Collected data entries:

Segment Open

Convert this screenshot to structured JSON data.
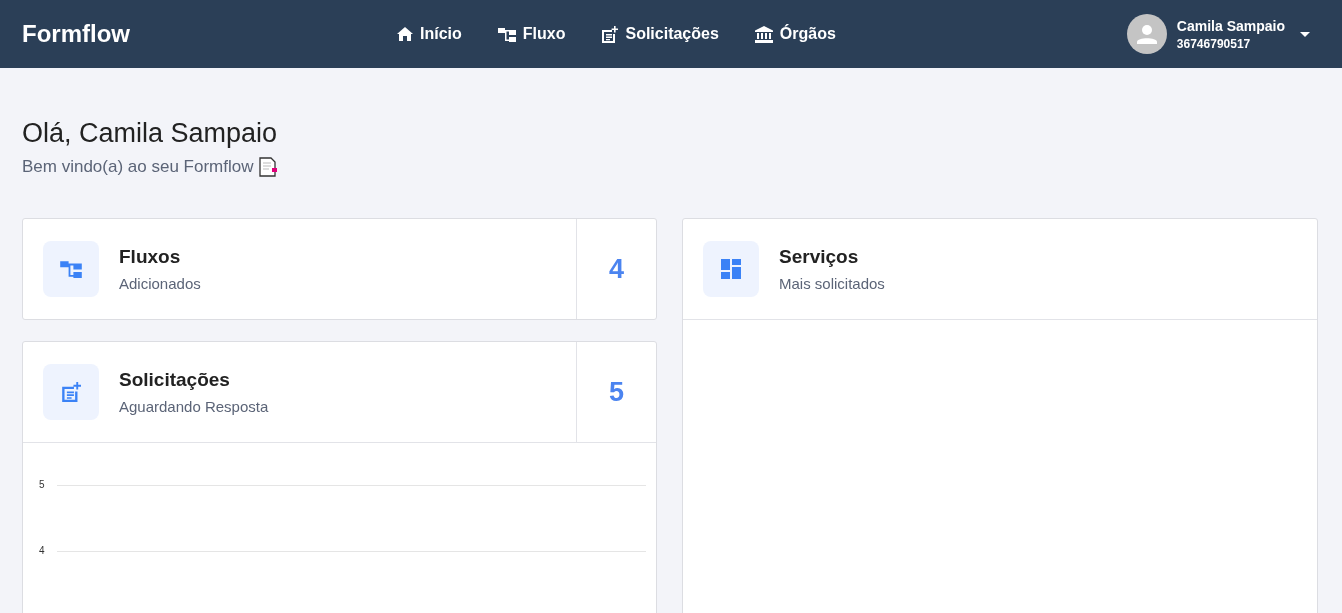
{
  "header": {
    "brand": "Formflow",
    "nav": [
      {
        "label": "Início",
        "kind": "home"
      },
      {
        "label": "Fluxo",
        "kind": "flow"
      },
      {
        "label": "Solicitações",
        "kind": "request"
      },
      {
        "label": "Órgãos",
        "kind": "bank"
      }
    ],
    "user": {
      "name": "Camila Sampaio",
      "id": "36746790517"
    }
  },
  "greeting": {
    "title": "Olá, Camila Sampaio",
    "subtitle": "Bem vindo(a) ao seu Formflow"
  },
  "stats": [
    {
      "title": "Fluxos",
      "subtitle": "Adicionados",
      "count": "4",
      "kind": "flow"
    },
    {
      "title": "Solicitações",
      "subtitle": "Aguardando Resposta",
      "count": "5",
      "kind": "request"
    }
  ],
  "chart": {
    "tick_labels": [
      "5",
      "4"
    ]
  },
  "services": {
    "title": "Serviços",
    "subtitle": "Mais solicitados"
  }
}
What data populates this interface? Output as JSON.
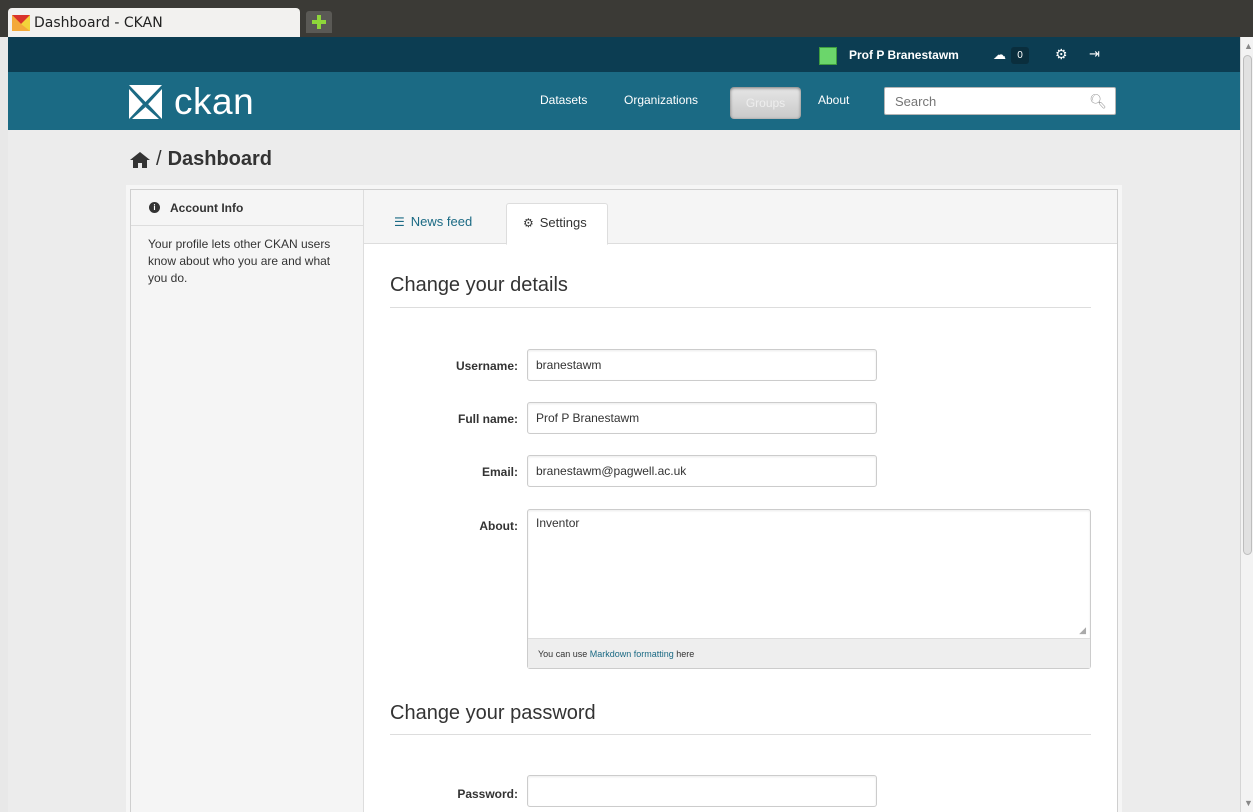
{
  "browser": {
    "tab_title": "Dashboard - CKAN"
  },
  "account": {
    "user_name": "Prof P Branestawm",
    "dashboard_count": "0"
  },
  "masthead": {
    "logo_text": "ckan",
    "nav": [
      "Datasets",
      "Organizations",
      "Groups",
      "About"
    ],
    "search_placeholder": "Search"
  },
  "breadcrumb": {
    "separator": "/",
    "current": "Dashboard"
  },
  "sidebar": {
    "title": "Account Info",
    "text": "Your profile lets other CKAN users know about who you are and what you do."
  },
  "tabs": {
    "news_feed": "News feed",
    "settings": "Settings"
  },
  "form": {
    "details_title": "Change your details",
    "username_label": "Username:",
    "username_value": "branestawm",
    "fullname_label": "Full name:",
    "fullname_value": "Prof P Branestawm",
    "email_label": "Email:",
    "email_value": "branestawm@pagwell.ac.uk",
    "about_label": "About:",
    "about_value": "Inventor",
    "help_prefix": "You can use",
    "help_link": "Markdown formatting",
    "help_suffix": "here",
    "password_title": "Change your password",
    "password_label": "Password:",
    "password_value": ""
  },
  "colors": {
    "account_bar": "#0c3d52",
    "masthead": "#1b6a84",
    "link": "#1b6a84"
  }
}
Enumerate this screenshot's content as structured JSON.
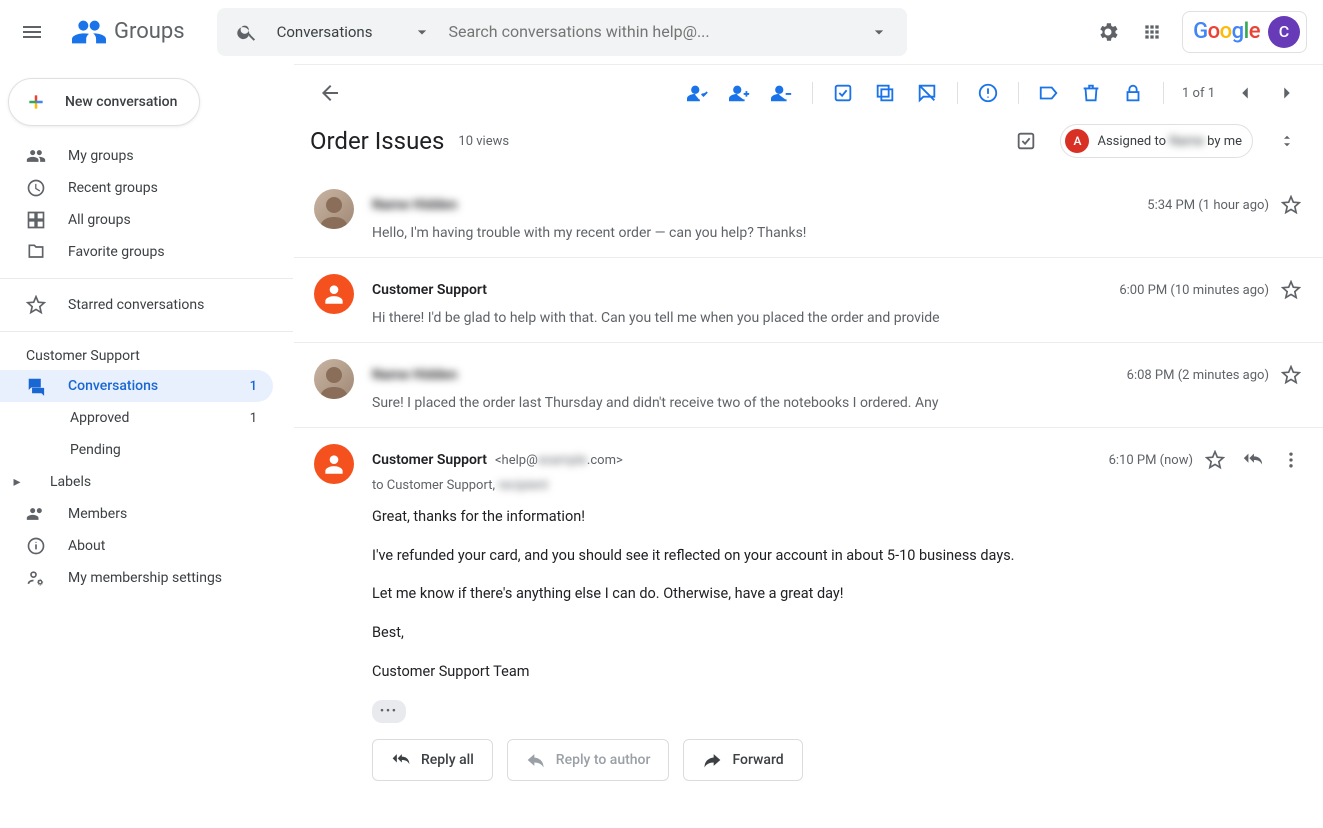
{
  "header": {
    "product": "Groups",
    "search_scope": "Conversations",
    "search_placeholder": "Search conversations within help@...",
    "account_initial": "C"
  },
  "sidebar": {
    "new_conversation": "New conversation",
    "nav1": [
      {
        "label": "My groups"
      },
      {
        "label": "Recent groups"
      },
      {
        "label": "All groups"
      },
      {
        "label": "Favorite groups"
      }
    ],
    "starred": "Starred conversations",
    "group_name": "Customer Support",
    "group_nav": {
      "conversations": {
        "label": "Conversations",
        "count": "1"
      },
      "approved": {
        "label": "Approved",
        "count": "1"
      },
      "pending": {
        "label": "Pending"
      }
    },
    "labels": "Labels",
    "members": "Members",
    "about": "About",
    "membership": "My membership settings"
  },
  "toolbar": {
    "page_indicator": "1 of 1"
  },
  "thread": {
    "title": "Order Issues",
    "views": "10 views",
    "assigned_prefix": "Assigned to ",
    "assigned_name_blur": "Name",
    "assigned_suffix": " by me",
    "assigned_initial": "A"
  },
  "messages": [
    {
      "sender_blur": "Name Hidden",
      "time": "5:34 PM (1 hour ago)",
      "snippet": "Hello, I'm having trouble with my recent order — can you help? Thanks!"
    },
    {
      "sender": "Customer Support",
      "time": "6:00 PM (10 minutes ago)",
      "snippet": "Hi there! I'd be glad to help with that. Can you tell me when you placed the order and provide"
    },
    {
      "sender_blur": "Name Hidden",
      "time": "6:08 PM (2 minutes ago)",
      "snippet": "Sure! I placed the order last Thursday and didn't receive two of the notebooks I ordered. Any"
    }
  ],
  "expanded": {
    "sender": "Customer Support",
    "email_prefix": "<help@",
    "email_blur": "example",
    "email_suffix": ".com>",
    "time": "6:10 PM (now)",
    "to_prefix": "to Customer Support, ",
    "to_blur": "recipient",
    "body": [
      "Great, thanks for the information!",
      "I've refunded your card, and you should see it reflected on your account in about 5-10 business days.",
      "Let me know if there's anything else I can do. Otherwise, have a great day!",
      "Best,",
      "Customer Support Team"
    ]
  },
  "reply": {
    "reply_all": "Reply all",
    "reply_author": "Reply to author",
    "forward": "Forward"
  }
}
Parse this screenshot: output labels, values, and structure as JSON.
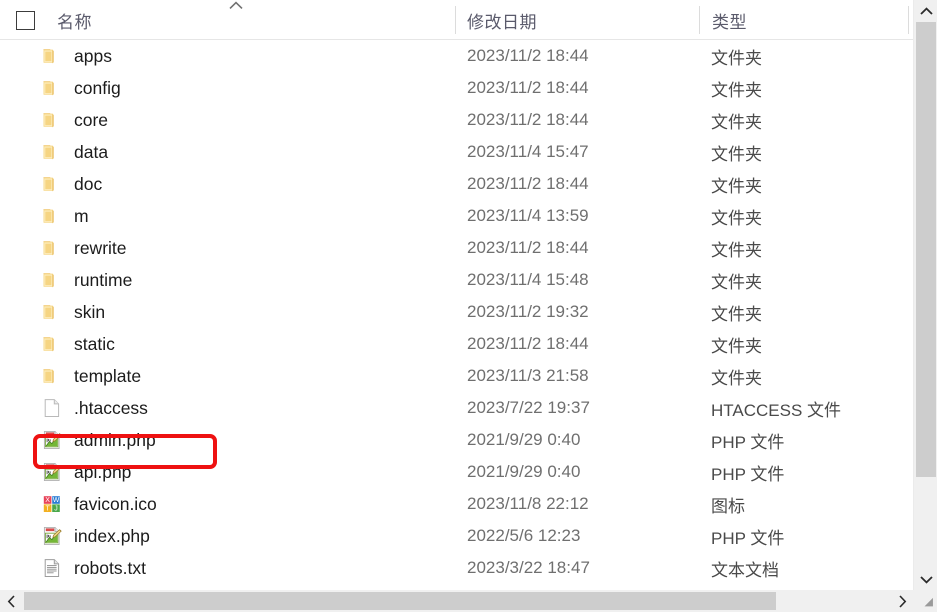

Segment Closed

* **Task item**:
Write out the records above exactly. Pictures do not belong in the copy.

* **Exercise output**:
Convert this screenshot to structured JSON data.
{
  "header": {
    "brand": "Formflow",
    "nav": [
      {
        "label": "Início",
        "kind": "home"
      },
      {
        "label": "Fluxo",
        "kind": "flow"
      },
      {
        "label": "Solicitações",
        "kind": "request"
      },
      {
        "label": "Órgãos",
        "kind": "bank"
      }
    ],
    "user": {
      "name": "Camila Sampaio",
      "id": "36746790517"
    }
  },
  "greeting": {
    "title": "Olá, Camila Sampaio",
    "subtitle": "Bem vindo(a) ao seu Formflow"
  },
  "stats": [
    {
      "title": "Fluxos",
      "subtitle": "Adicionados",
      "count": "4",
      "kind": "flow"
    },
    {
      "title": "Solicitações",
      "subtitle": "Aguardando Resposta",
      "count": "5",
      "kind": "request"
    }
  ],
  "chart": {
    "tick_labels": [
      "5",
      "4"
    ]
  },
  "services": {
    "title": "Serviços",
    "subtitle": "Mais solicitados"
  }
}
What data populates this interface? Output as JSON.
{
  "browser": {
    "tab_title": "Dashboard - CKAN"
  },
  "account": {
    "user_name": "Prof P Branestawm",
    "dashboard_count": "0"
  },
  "masthead": {
    "logo_text": "ckan",
    "nav": [
      "Datasets",
      "Organizations",
      "Groups",
      "About"
    ],
    "search_placeholder": "Search"
  },
  "breadcrumb": {
    "separator": "/",
    "current": "Dashboard"
  },
  "sidebar": {
    "title": "Account Info",
    "text": "Your profile lets other CKAN users know about who you are and what you do."
  },
  "tabs": {
    "news_feed": "News feed",
    "settings": "Settings"
  },
  "form": {
    "details_title": "Change your details",
    "username_label": "Username:",
    "username_value": "branestawm",
    "fullname_label": "Full name:",
    "fullname_value": "Prof P Branestawm",
    "email_label": "Email:",
    "email_value": "branestawm@pagwell.ac.uk",
    "about_label": "About:",
    "about_value": "Inventor",
    "help_prefix": "You can use",
    "help_link": "Markdown formatting",
    "help_suffix": "here",
    "password_title": "Change your password",
    "password_label": "Password:",
    "password_value": ""
  },
  "colors": {
    "account_bar": "#0c3d52",
    "masthead": "#1b6a84",
    "link": "#1b6a84"
  }
}
Enumerate this screenshot's content as structured JSON.
{
  "header": {
    "product": "Groups",
    "search_scope": "Conversations",
    "search_placeholder": "Search conversations within help@...",
    "account_initial": "C"
  },
  "sidebar": {
    "new_conversation": "New conversation",
    "nav1": [
      {
        "label": "My groups"
      },
      {
        "label": "Recent groups"
      },
      {
        "label": "All groups"
      },
      {
        "label": "Favorite groups"
      }
    ],
    "starred": "Starred conversations",
    "group_name": "Customer Support",
    "group_nav": {
      "conversations": {
        "label": "Conversations",
        "count": "1"
      },
      "approved": {
        "label": "Approved",
        "count": "1"
      },
      "pending": {
        "label": "Pending"
      }
    },
    "labels": "Labels",
    "members": "Members",
    "about": "About",
    "membership": "My membership settings"
  },
  "toolbar": {
    "page_indicator": "1 of 1"
  },
  "thread": {
    "title": "Order Issues",
    "views": "10 views",
    "assigned_prefix": "Assigned to ",
    "assigned_name_blur": "Name",
    "assigned_suffix": " by me",
    "assigned_initial": "A"
  },
  "messages": [
    {
      "sender_blur": "Name Hidden",
      "time": "5:34 PM (1 hour ago)",
      "snippet": "Hello, I'm having trouble with my recent order — can you help? Thanks!"
    },
    {
      "sender": "Customer Support",
      "time": "6:00 PM (10 minutes ago)",
      "snippet": "Hi there! I'd be glad to help with that. Can you tell me when you placed the order and provide"
    },
    {
      "sender_blur": "Name Hidden",
      "time": "6:08 PM (2 minutes ago)",
      "snippet": "Sure! I placed the order last Thursday and didn't receive two of the notebooks I ordered. Any"
    }
  ],
  "expanded": {
    "sender": "Customer Support",
    "email_prefix": "<help@",
    "email_blur": "example",
    "email_suffix": ".com>",
    "time": "6:10 PM (now)",
    "to_prefix": "to Customer Support, ",
    "to_blur": "recipient",
    "body": [
      "Great, thanks for the information!",
      "I've refunded your card, and you should see it reflected on your account in about 5-10 business days.",
      "Let me know if there's anything else I can do. Otherwise, have a great day!",
      "Best,",
      "Customer Support Team"
    ]
  },
  "reply": {
    "reply_all": "Reply all",
    "reply_author": "Reply to author",
    "forward": "Forward"
  }
}
Parse this screenshot: output labels, values, and structure as JSON.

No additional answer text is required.